The objective of this study was to gain an understanding of workers’ experiences with returning to work, the challenges they experienced, and the supports they found most beneficial when returning to work after a workplace electrical injury. Thirteen semistructured qualitative telephone interviews were conducted with individuals who experienced an electrical injury at the workplace. Participants were recruited from specialized burns rehabilitation programs in Ontario, Canada. Interviews were transcribed verbatim and thematic analysis used to analyze the qualitative interviews. Data regarding workers’ demographics, injury events, and occupational categories were also gathered to characterize the sample.Participants identified three distinct categories of challenges: 1) physical, cognitive, and psychosocial impairments and their effects on their work performance; 2) feelings of guilt, blame, and responsibility for the injury; and 3) having to return to the workplace or worksite where the injury took place. The most beneficial supports identified by the injured workers included: 1) support from family, friends, and coworkers; and 2) the receipt of rehabilitation services specialized in electrical injury. The most common advice to others after electrical injuries included: 1) avoiding electrical injury; 2) feeling ready to return to work; 3) filing a Workplace Safety and Insurance Board injury/claims report;4) proactive self-advocacy; and 5) garnering the assistance of individuals who understood electrical injuries to advocate on their behalf. Immediate and persistent physical, cognitive, psychosocial, and support factors can affect individuals’ abilities to successfully return to work after an electrical injury. Specialized services and advocacy were viewed as beneficial to successful return to work.

From the *Toronto Rehabilitation Institute, Toronto Western Research Institute, University Health Network, Toronto, Ontario, Canada; Sunnybrook Research Institute, Toronto, Ontario, Canada; §Defence Research and Development Canada, Toronto Research Centre, Toronto, Ontario, Canada; Department of Occupational Science and Occupational Therapy, Dalla Lana School of Public Health, #Department of Physiatry, **Department of Surgery, Division of Plastic and Reconstructive Surgery, ††Graduate Department of Rehabilitation Sciences, University of Toronto, Toronto, Ontario, Canada; ‡‡University of Toronto, Scarborough, Ontario, Canada; §§Faculty of Health, University of Southern Denmark, Odense South Denmark; ║║Department of Health Sciences, Lakehead University, Thunder Bay, Ontario, Canada; ¶¶Institute of Work and Health; ##Division of Human Sciences, Northern Ontario School of Medicine, Lakehead University, Toronto, Ontario, Canada; ***Ross Tilley Burn Centre, Sunnybrook Health Sciences Centre, Toronto, Ontario, Canada; †††Department of Psychiatry, University of Toronto, Toronto, Ontario, Canada; ‡‡‡Institute for Clinical Evaluative Sciences; §§§Electrical Safety Authority, Ontario, Canada.

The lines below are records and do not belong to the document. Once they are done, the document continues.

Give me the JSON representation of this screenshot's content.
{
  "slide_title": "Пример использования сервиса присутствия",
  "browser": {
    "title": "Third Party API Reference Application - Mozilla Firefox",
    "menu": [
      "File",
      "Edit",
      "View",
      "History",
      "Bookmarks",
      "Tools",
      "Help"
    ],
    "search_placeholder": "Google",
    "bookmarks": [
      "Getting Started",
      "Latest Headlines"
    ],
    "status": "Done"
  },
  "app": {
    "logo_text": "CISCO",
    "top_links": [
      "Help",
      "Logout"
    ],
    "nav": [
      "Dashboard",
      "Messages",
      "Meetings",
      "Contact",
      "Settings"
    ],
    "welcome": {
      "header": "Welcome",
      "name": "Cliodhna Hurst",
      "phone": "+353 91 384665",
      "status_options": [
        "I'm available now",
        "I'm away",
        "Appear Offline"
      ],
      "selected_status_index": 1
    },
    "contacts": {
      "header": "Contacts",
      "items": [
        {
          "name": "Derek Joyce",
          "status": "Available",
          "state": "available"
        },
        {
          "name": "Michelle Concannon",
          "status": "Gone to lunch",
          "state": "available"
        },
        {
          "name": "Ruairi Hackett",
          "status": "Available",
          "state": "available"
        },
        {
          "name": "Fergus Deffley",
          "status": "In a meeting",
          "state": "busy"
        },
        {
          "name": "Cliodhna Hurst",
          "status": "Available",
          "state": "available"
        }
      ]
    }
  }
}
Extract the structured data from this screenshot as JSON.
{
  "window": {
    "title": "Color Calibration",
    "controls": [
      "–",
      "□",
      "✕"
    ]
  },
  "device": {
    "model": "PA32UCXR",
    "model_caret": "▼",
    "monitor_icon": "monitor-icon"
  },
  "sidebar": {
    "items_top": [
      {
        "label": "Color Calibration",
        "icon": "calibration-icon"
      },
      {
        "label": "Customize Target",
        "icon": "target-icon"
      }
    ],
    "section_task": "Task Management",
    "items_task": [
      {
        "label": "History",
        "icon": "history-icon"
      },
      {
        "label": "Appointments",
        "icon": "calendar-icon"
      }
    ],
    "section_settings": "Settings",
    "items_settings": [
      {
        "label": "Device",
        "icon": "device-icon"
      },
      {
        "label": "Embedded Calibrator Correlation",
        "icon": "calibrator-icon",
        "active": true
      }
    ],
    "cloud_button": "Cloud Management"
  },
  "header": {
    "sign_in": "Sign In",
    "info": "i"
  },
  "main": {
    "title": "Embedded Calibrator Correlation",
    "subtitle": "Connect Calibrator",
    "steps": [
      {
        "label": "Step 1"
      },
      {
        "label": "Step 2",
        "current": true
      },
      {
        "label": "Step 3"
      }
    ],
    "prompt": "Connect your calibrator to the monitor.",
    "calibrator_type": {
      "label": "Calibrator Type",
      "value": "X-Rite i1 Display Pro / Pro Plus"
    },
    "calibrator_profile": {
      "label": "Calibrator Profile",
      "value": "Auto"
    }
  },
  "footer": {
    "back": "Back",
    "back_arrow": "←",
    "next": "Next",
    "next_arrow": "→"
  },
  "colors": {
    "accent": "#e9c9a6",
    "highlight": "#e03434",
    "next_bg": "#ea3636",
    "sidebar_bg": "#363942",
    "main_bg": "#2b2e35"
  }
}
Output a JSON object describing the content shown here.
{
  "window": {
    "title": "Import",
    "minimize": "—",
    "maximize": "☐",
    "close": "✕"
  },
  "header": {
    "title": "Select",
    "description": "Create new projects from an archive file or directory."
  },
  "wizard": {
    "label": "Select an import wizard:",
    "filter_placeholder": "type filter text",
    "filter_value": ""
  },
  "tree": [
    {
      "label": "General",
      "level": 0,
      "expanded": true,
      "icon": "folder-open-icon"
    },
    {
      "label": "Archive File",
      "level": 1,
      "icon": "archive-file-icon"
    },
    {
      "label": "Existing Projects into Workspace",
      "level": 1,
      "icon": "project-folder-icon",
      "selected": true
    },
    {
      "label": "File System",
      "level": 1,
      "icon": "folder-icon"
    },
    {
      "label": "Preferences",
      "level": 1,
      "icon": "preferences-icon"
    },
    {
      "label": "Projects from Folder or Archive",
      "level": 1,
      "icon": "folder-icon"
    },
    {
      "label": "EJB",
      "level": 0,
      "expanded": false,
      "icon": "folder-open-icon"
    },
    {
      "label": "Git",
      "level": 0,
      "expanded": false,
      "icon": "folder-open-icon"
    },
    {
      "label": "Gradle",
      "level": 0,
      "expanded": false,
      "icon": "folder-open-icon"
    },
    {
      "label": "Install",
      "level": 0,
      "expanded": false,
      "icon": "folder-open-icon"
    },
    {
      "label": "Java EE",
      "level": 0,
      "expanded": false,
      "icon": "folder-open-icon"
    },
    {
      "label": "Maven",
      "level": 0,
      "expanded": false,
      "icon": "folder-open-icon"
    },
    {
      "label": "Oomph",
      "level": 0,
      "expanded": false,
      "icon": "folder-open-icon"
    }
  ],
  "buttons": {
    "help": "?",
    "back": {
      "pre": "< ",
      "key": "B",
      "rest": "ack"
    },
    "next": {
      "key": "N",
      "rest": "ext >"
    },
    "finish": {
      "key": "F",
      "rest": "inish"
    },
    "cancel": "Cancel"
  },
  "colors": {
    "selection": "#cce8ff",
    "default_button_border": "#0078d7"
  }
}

Address for correspondence: Dr. Mary Stergiou-Kita, BSc OT, MSc, PhD, Associate Professor, Department of Occupational Science and Occupational Therapy, University of Toronto, 160–500 University of Toronto, Room 914, Toronto, Ontario, Canada, M5G 1V7. Email: Mary.kita@utoronto.ca.

© 2014 The American Burn Association